Windows 10: Revenge of Microsoft?
Jon Gosier | 8/5/2015, noon
(CNN) Microsoft is not a company historically associated with minimalism. For quite some time, its operating system, Windows, has been plagued by tedious customization and nettlesome bloat.
In the mid-1990s, Microsoft's "opt-out" versus "opt-in" approach to add-ons, upgrades, and middleware was notorious. Windows 95 was only exceeded in how annoying it was by the number of times a day "Macarena" played on the radio.
Microsoft's approach was the opposite of its competitors Apple and Google, which defined their products through style or a sort of "we'll take care of it for you" attitude, hiding complexities from users behind sparse interfaces.
But in 2015, a lot of things have been turned on their head. Apple is criticized for the usability nightmare associated with iTunes and Apple Music. Google is unplugging its products with Google Plus, which has been a disastrous and failed attempt to catch up on social media.
For the better part of the past two decades, Microsoft has struggled with its major updates but, refreshingly, the company seems to have found its stride with its recent releases. Windows 10 seems to be making up for lost ground with an operating system that is beautiful, easy to use, and dare I say ... enjoyable. Some have compared it to Windows 8 by noting some similarities. But Windows 8 had hiccups with a semi-functional and very intrusive touch interface.
Windows 10 has done a complete about-face to the mouse and keyboard experience that has defined most of Windows' history. Of course, the touch options aren't gone completely, they're just tucked away, ready to be activated when you need them. This means Windows users can still use apps that are optimized for touch.

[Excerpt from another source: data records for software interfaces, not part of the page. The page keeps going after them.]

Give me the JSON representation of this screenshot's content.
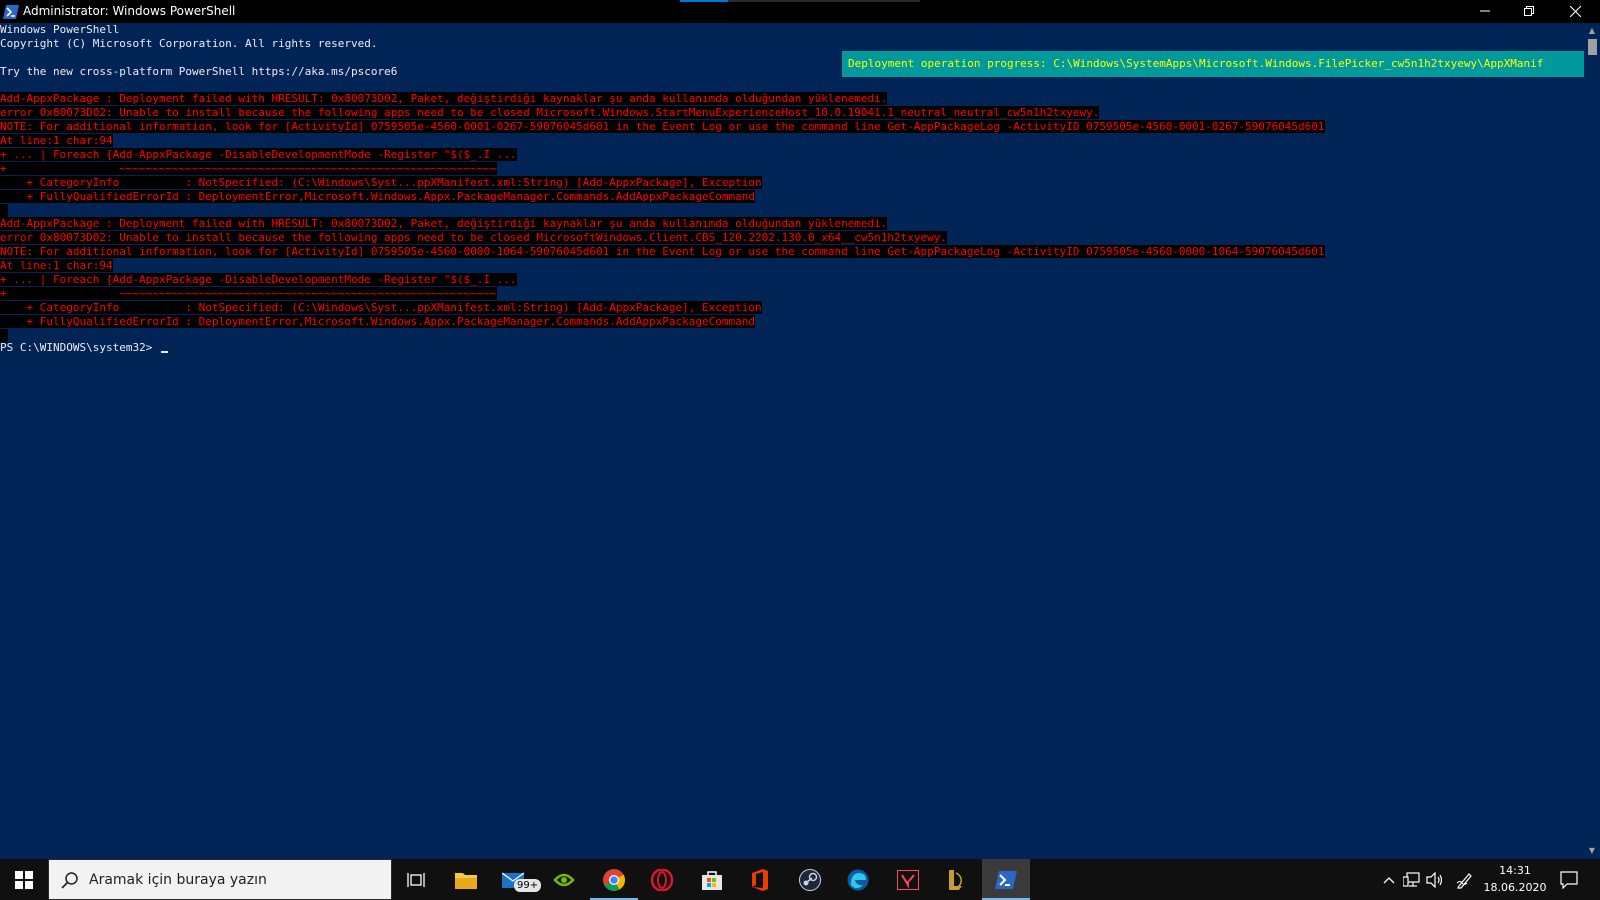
{
  "window": {
    "title": "Administrator: Windows PowerShell"
  },
  "console": {
    "intro": [
      "Windows PowerShell",
      "Copyright (C) Microsoft Corporation. All rights reserved.",
      "",
      "Try the new cross-platform PowerShell https://aka.ms/pscore6"
    ],
    "progress_text": "Deployment operation progress: C:\\Windows\\SystemApps\\Microsoft.Windows.FilePicker_cw5n1h2txyewy\\AppXManif",
    "error_block_1": [
      "Add-AppxPackage : Deployment failed with HRESULT: 0x80073D02, Paket, değiştirdiği kaynaklar şu anda kullanımda olduğundan yüklenemedi.",
      "error 0x80073D02: Unable to install because the following apps need to be closed Microsoft.Windows.StartMenuExperienceHost_10.0.19041.1_neutral_neutral_cw5n1h2txyewy.",
      "NOTE: For additional information, look for [ActivityId] 0759505e-4560-0001-0267-59076045d601 in the Event Log or use the command line Get-AppPackageLog -ActivityID 0759505e-4560-0001-0267-59076045d601",
      "At line:1 char:94",
      "+ ... | Foreach {Add-AppxPackage -DisableDevelopmentMode -Register \"$($_.I ...",
      "+                 ~~~~~~~~~~~~~~~~~~~~~~~~~~~~~~~~~~~~~~~~~~~~~~~~~~~~~~~~~",
      "    + CategoryInfo          : NotSpecified: (C:\\Windows\\Syst...ppXManifest.xml:String) [Add-AppxPackage], Exception",
      "    + FullyQualifiedErrorId : DeploymentError,Microsoft.Windows.Appx.PackageManager.Commands.AddAppxPackageCommand"
    ],
    "error_block_2": [
      "Add-AppxPackage : Deployment failed with HRESULT: 0x80073D02, Paket, değiştirdiği kaynaklar şu anda kullanımda olduğundan yüklenemedi.",
      "error 0x80073D02: Unable to install because the following apps need to be closed MicrosoftWindows.Client.CBS_120.2202.130.0_x64__cw5n1h2txyewy.",
      "NOTE: For additional information, look for [ActivityId] 0759505e-4560-0000-1064-59076045d601 in the Event Log or use the command line Get-AppPackageLog -ActivityID 0759505e-4560-0000-1064-59076045d601",
      "At line:1 char:94",
      "+ ... | Foreach {Add-AppxPackage -DisableDevelopmentMode -Register \"$($_.I ...",
      "+                 ~~~~~~~~~~~~~~~~~~~~~~~~~~~~~~~~~~~~~~~~~~~~~~~~~~~~~~~~~",
      "    + CategoryInfo          : NotSpecified: (C:\\Windows\\Syst...ppXManifest.xml:String) [Add-AppxPackage], Exception",
      "    + FullyQualifiedErrorId : DeploymentError,Microsoft.Windows.Appx.PackageManager.Commands.AddAppxPackageCommand"
    ],
    "prompt": "PS C:\\WINDOWS\\system32> "
  },
  "taskbar": {
    "search_placeholder": "Aramak için buraya yazın",
    "mail_badge": "99+",
    "clock_time": "14:31",
    "clock_date": "18.06.2020"
  },
  "colors": {
    "console_bg": "#012456",
    "error_fg": "#ff0000",
    "progress_bg": "#009a9c",
    "progress_fg": "#ffff00",
    "taskbar_bg": "#101010",
    "accent": "#0078d7"
  }
}
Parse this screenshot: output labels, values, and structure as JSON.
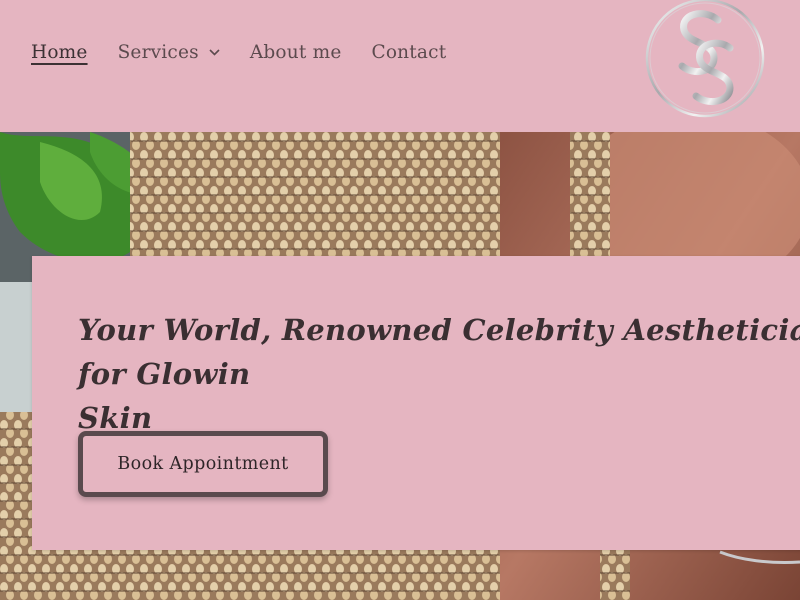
{
  "nav": {
    "items": [
      {
        "label": "Home",
        "active": true
      },
      {
        "label": "Services",
        "has_dropdown": true
      },
      {
        "label": "About me"
      },
      {
        "label": "Contact"
      }
    ]
  },
  "logo": {
    "monogram": "SS"
  },
  "hero": {
    "headline_regular": "Your World, Renowned Celebrity Aesthetician for ",
    "headline_bold_1": "Glowin",
    "headline_bold_2": "Skin",
    "cta_label": "Book Appointment"
  },
  "colors": {
    "background": "#e5b5c1",
    "text": "#3a2f32",
    "button_border": "#5a4a4e"
  }
}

What about upgrading? Seamless. Upgrading from Windows 8 to Windows 10 is easy and an immediate improvement in every way. This is not a repeat of XP and definitely not Vista. Although XP eventually proved itself to be a pretty decent operating system, many of us remember how awful and buggy it was initially. Vista, on the other hand, was a prolonged disaster for both the company and its users.
Some Windows users recall the dread invoked by putting together the words "upgrade" and "Windows." Windows 10 takes away the headaches.
Windows 10 also marks a potential milestone in a change of direction for a company that has built a $170 billion empire by selling software. In Windows 10, the business model of Microsoft's future is laid bare. In short: It's all about data.
Microsoft is poised to compete directly with Google in an area that the latter has dominated so far. We're not just talking about search. Rather, it's about turning the entire desktop experience into a monetizing opportunity.
This is not Bing: The Sequel. It's something much bigger and smarter. At this point, Microsoft's operating system ships with a lot of services that users are already familiar with and dependent upon (e.g., OneNote, Outlook, Word, Excel). Windows 10 makes it clear that anything you do in these apps can (and likely will) be scanned, parsed, and sold to advertisers. Your emails, messages and documents -- nothing is off limits.